We examined effects of season, time of day, tide stage, tidal oscillation, and sea surface temperature on Marbled Murrelet (Brachyramphus marmoratus) abundance and distribution at sea. We also evaluated whether constraining surveys to specific time periods or tide stages would reduce temporal variability in counts. Murrelets were surveyed daily from small boats and from shore in Auke Bay and Fritz Cove, Alaska, from May through August in 1992 and 1993. Murrelet numbers were high before egg-laying, declined by more than half during egg-laying and incubation and were highly variable during chick-rearing and fledging. Murrelet numbers were highest in early and late morning and declined throughout the day, sometimes increasing slightly in the evening. Peak murrelet numbers occurred on high or falling morning tides, especially in shallow areas where Pacific sand lance (Ammodytes hexapterus) were abundant. Differences between years in murrelet abundance and breeding phenology probably resulted from interannual differences in the pattern of seasonal warming and subsequent effects on production at lower trophic levels. We recommend that surveys for trends in abundance in Southeast Alaska be conducted in early morning, in June, at high or falling tides. Power analyses indicated that surveys conducted in this manner would minimize the number of years required to detect a significant change in abundance.

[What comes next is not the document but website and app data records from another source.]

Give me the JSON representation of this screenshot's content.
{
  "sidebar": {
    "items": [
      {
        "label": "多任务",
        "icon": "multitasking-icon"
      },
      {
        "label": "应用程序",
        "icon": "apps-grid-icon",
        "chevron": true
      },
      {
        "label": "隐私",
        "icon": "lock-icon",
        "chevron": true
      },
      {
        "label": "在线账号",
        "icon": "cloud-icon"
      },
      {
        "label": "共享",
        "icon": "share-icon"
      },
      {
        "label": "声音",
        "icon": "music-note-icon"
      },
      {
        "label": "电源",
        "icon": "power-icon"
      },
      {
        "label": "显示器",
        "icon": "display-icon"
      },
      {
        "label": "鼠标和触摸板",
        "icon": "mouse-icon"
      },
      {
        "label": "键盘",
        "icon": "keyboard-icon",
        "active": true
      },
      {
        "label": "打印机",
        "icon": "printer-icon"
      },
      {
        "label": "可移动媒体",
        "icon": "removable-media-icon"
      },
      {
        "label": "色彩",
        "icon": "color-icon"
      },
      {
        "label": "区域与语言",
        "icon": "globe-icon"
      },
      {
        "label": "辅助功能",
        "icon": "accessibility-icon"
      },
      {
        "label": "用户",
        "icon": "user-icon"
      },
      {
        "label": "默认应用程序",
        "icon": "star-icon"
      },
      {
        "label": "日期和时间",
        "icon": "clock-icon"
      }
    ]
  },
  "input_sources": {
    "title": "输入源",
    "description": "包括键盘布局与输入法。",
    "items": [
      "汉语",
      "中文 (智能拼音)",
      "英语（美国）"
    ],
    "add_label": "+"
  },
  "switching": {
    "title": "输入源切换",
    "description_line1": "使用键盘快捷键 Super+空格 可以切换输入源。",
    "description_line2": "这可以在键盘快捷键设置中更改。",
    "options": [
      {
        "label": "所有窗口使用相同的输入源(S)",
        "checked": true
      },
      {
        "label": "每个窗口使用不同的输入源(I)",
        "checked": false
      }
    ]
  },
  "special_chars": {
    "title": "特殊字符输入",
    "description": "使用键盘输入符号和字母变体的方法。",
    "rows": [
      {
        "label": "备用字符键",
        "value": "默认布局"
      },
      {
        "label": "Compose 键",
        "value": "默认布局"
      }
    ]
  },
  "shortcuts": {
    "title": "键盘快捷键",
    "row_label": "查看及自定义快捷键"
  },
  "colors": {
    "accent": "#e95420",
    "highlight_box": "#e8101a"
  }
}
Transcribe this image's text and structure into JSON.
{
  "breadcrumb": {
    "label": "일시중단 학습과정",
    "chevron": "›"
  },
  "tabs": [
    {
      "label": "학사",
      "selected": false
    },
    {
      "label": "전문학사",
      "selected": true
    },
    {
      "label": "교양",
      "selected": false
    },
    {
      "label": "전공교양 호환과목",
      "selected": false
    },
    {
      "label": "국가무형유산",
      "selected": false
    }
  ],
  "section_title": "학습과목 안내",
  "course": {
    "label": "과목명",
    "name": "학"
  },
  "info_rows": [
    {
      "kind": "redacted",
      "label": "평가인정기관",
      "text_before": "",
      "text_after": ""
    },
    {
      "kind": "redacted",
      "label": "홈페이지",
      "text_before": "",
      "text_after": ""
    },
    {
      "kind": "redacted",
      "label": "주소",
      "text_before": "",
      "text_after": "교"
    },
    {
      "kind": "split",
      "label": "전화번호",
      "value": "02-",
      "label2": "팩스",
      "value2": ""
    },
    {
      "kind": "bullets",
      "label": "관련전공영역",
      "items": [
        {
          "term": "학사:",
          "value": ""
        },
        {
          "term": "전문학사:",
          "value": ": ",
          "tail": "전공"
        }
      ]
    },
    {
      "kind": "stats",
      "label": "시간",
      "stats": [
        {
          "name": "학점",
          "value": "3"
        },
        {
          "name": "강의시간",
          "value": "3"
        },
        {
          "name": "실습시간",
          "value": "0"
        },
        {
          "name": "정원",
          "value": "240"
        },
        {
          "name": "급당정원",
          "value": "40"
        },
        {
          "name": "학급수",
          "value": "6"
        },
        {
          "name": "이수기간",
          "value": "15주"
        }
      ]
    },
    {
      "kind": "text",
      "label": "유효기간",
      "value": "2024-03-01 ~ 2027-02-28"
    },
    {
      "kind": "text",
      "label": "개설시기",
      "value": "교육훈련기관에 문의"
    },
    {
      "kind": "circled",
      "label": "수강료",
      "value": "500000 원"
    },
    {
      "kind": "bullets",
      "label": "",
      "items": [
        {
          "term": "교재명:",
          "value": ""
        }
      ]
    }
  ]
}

|Publication Subtype||Journal Article|
|Title||Temporal variability in abundance of Marbled Murrelets at sea in southeast Alaska|
|Contributing office(s)||Alaska Science Center|
|Other Geospatial||Auke Bay, Fritz Cove|
|Google Analytic Metrics||Metrics page|